**Exercise aim**. All lines holding the word "text" in the listing below need to be copied.

**Supplied data**.
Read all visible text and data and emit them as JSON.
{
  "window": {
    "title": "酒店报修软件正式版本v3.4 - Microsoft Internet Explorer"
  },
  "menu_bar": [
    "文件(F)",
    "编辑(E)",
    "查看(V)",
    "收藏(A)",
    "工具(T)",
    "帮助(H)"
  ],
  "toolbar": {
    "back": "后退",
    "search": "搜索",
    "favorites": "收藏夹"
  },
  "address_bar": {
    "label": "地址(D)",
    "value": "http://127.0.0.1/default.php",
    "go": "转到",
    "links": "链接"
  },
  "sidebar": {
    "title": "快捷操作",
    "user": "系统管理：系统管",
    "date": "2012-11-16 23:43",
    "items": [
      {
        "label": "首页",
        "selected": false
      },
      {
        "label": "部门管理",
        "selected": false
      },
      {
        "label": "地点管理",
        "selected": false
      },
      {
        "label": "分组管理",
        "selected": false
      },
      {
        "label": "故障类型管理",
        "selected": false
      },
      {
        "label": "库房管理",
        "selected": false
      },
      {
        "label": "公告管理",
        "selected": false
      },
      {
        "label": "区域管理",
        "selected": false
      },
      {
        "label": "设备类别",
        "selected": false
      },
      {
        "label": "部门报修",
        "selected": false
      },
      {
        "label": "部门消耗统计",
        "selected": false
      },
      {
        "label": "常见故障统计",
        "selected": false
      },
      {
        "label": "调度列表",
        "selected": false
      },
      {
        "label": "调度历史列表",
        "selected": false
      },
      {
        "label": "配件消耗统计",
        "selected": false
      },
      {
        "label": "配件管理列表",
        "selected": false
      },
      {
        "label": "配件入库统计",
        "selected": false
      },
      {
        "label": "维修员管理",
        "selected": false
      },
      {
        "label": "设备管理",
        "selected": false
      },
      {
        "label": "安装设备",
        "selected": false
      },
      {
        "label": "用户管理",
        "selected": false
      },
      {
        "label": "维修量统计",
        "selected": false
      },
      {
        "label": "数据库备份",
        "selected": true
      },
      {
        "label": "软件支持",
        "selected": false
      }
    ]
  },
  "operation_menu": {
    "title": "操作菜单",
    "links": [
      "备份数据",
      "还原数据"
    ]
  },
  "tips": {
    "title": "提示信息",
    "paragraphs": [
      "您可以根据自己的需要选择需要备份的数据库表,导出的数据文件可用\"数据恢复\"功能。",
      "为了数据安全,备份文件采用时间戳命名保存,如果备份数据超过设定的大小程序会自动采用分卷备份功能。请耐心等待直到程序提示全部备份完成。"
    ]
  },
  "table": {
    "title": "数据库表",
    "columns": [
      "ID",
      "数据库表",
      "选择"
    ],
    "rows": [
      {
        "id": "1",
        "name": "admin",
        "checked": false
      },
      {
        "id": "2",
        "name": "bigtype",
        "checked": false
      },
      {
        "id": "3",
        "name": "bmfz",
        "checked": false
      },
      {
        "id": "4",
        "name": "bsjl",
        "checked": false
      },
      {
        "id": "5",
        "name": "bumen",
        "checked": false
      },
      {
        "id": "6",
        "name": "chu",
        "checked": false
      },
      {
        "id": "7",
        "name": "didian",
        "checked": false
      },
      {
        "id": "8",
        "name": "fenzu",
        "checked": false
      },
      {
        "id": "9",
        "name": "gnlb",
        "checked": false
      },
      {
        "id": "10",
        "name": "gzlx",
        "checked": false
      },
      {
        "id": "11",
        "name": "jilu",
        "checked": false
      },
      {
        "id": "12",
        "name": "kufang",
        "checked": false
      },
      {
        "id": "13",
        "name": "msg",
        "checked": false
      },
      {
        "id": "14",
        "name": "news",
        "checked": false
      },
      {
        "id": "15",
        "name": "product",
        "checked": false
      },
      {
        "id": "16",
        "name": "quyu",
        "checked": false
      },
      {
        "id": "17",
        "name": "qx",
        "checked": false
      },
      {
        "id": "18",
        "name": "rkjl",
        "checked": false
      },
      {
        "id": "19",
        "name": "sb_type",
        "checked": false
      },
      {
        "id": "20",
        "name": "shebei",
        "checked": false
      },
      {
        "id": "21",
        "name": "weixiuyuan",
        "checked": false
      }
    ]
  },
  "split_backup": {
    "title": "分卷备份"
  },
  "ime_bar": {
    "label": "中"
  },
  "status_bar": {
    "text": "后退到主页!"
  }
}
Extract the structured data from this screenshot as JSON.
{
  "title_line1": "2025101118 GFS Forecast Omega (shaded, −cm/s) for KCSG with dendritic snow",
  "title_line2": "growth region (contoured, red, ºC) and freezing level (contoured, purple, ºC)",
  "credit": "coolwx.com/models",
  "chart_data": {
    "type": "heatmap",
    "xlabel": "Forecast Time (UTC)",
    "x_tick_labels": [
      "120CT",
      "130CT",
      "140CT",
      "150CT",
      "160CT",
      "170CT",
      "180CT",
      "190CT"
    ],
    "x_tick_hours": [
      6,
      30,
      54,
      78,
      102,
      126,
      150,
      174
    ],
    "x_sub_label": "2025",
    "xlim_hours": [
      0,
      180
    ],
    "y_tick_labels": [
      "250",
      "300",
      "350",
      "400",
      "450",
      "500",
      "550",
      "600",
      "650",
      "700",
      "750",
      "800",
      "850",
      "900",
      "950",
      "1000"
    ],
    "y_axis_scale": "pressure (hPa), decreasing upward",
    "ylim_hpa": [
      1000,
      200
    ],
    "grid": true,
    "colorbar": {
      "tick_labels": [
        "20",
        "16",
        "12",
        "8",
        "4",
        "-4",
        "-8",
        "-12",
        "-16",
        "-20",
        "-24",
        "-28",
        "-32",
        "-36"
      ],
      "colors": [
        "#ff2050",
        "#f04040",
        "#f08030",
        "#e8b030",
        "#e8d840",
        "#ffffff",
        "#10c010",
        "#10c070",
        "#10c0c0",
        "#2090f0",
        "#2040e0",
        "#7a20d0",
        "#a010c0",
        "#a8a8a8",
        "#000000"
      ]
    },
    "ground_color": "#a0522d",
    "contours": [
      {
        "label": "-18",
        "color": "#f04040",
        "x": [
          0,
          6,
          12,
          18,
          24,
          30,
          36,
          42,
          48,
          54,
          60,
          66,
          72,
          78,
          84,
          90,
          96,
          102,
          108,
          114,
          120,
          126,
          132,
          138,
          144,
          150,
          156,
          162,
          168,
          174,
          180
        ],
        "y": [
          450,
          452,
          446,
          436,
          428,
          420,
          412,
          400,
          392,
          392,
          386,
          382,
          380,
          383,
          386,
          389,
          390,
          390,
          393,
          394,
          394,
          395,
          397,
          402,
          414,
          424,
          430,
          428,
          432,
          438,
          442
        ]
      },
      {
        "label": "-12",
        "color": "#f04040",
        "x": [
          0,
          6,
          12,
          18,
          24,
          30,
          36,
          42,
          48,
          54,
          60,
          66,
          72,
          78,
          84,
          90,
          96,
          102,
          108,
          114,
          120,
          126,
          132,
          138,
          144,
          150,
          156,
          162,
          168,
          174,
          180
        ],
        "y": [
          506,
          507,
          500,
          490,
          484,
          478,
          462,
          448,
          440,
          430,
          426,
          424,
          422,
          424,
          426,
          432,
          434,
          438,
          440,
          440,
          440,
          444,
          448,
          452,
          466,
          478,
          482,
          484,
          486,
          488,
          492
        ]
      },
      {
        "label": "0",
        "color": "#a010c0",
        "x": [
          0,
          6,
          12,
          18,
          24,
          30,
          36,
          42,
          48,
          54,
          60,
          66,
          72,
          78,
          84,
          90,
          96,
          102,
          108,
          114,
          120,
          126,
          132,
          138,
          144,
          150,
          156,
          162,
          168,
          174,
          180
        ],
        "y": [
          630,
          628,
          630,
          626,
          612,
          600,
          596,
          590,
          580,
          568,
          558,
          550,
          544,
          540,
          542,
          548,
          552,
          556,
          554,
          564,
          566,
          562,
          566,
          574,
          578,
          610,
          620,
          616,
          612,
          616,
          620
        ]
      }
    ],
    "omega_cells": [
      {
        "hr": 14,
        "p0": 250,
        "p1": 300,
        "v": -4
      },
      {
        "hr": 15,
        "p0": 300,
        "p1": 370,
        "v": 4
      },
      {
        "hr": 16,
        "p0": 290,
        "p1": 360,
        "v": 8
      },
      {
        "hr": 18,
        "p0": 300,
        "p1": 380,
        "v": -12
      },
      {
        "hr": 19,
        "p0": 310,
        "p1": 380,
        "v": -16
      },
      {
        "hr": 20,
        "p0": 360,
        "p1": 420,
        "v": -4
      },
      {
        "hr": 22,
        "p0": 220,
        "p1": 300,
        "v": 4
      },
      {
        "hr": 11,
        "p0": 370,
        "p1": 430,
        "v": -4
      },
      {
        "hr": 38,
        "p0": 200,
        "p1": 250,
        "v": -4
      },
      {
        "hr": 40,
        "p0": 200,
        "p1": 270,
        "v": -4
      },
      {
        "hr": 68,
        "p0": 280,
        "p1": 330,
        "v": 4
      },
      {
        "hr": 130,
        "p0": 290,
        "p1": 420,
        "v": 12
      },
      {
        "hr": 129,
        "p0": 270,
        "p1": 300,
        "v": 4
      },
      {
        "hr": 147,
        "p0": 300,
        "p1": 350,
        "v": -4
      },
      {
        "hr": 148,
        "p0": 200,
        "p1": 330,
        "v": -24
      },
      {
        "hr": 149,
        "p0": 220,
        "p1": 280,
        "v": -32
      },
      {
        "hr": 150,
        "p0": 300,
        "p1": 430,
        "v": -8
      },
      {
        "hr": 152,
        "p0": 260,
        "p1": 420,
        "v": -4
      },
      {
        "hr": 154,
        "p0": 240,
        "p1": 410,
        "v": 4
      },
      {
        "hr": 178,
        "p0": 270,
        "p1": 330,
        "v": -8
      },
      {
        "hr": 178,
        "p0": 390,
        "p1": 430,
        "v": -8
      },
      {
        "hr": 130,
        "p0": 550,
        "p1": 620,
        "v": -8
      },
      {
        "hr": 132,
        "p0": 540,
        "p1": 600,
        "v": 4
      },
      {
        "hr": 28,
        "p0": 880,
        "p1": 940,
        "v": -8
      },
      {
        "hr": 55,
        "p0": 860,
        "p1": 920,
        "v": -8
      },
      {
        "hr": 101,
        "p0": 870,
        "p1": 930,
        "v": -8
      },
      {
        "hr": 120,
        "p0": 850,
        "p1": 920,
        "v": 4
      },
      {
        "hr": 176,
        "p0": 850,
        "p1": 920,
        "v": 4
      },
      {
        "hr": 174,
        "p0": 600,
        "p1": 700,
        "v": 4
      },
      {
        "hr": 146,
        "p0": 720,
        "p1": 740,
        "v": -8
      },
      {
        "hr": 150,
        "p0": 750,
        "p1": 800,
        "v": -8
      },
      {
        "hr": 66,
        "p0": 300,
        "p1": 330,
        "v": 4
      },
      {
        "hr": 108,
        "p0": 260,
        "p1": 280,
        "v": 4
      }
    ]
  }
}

**Response for this exercise**.
Read all visible text and data and emit them as JSON.
    "text": "后退到主页!"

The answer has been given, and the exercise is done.